Daydreaming can mean you are very creative and intellectual. So there.
“Hmm, what? My brain is just so darn efficient!” Would that excuse fly at your workplace? Maybe not, but new research out of the Georgia Institute of Technology suggests that daydreaming is a sign of a creative mind.
As the study’s co-author, Georgia Tech associate psychology professor Eric Schumacher, wrote, “People with efficient brains may have too much brain capacity to stop their minds from wandering.”
In the study, 100 people had MRIs done of their brains to examine brain patterns. They were asked to focus on a fixed point for five minutes, which established a baseline for how their brains were operating in an awake, resting state. Then the team gave the participants tests that measured their intellectual and creative ability, and a questionnaire on how much their mind wandered in daily life. The results showed that people who reported daydreaming more often scored higher on intellectual ability and also had shown more efficient brain systems as measured in the MRI machine.

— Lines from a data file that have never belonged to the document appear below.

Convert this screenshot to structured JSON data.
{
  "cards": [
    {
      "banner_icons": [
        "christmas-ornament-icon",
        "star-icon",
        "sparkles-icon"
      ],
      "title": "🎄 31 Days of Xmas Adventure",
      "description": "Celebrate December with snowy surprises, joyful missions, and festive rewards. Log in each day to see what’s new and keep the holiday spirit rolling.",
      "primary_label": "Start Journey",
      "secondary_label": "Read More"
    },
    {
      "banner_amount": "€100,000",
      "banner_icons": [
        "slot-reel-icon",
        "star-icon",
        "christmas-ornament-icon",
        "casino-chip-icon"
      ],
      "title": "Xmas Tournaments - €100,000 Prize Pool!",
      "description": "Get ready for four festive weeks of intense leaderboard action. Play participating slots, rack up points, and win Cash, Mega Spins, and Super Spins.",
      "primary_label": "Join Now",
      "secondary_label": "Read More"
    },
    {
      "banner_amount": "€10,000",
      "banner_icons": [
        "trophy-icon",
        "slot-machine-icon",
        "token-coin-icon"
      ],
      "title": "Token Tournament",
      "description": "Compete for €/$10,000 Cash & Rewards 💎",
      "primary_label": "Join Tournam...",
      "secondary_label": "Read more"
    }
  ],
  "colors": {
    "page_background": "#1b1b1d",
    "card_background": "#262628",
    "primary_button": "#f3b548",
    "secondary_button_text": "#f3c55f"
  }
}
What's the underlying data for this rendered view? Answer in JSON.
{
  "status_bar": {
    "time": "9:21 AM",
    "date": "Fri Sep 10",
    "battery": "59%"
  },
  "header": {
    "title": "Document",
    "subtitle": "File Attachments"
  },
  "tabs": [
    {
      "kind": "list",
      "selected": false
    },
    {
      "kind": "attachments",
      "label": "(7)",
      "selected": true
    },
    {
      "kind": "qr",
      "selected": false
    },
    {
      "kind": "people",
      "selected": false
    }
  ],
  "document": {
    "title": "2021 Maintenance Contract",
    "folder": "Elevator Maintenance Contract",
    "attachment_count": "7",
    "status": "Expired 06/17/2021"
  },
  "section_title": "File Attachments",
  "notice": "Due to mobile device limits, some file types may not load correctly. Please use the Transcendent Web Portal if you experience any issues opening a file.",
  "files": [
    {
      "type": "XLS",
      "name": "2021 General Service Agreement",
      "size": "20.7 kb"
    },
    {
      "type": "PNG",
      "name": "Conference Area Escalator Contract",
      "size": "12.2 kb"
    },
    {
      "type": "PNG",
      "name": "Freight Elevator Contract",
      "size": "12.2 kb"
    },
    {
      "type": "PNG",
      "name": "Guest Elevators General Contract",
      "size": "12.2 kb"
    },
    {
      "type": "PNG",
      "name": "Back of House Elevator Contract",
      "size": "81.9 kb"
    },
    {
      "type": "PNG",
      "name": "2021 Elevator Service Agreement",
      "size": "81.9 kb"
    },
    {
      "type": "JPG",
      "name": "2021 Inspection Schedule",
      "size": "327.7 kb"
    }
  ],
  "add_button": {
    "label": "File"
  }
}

“People tend to think of mind wandering as something that is bad. You try to pay attention and you can’t,” wrote Schumacher. “Our data are consistent with the idea that this isn’t always true. Some people have more efficient brains.”
If you are a frequent daydreamer, your brain may simply have more capacity to think, and can tune out if you are performing an easy task. How can you tell? Are you seemingly oblivious, yet then able to focus back in without having missed important information? You probably have an efficient brain. Were you a child who picked up new lessons easily, then zoned out while the rest of the class caught up? Efficient brain.
The researchers say their study invites more questioning on understanding how intent may alter mind wandering—that is, how much we can stay focused on a task if we choose to—as well as instances when mind wandering can become problematic. Until then, I say, this is a great excuse to have at the ready!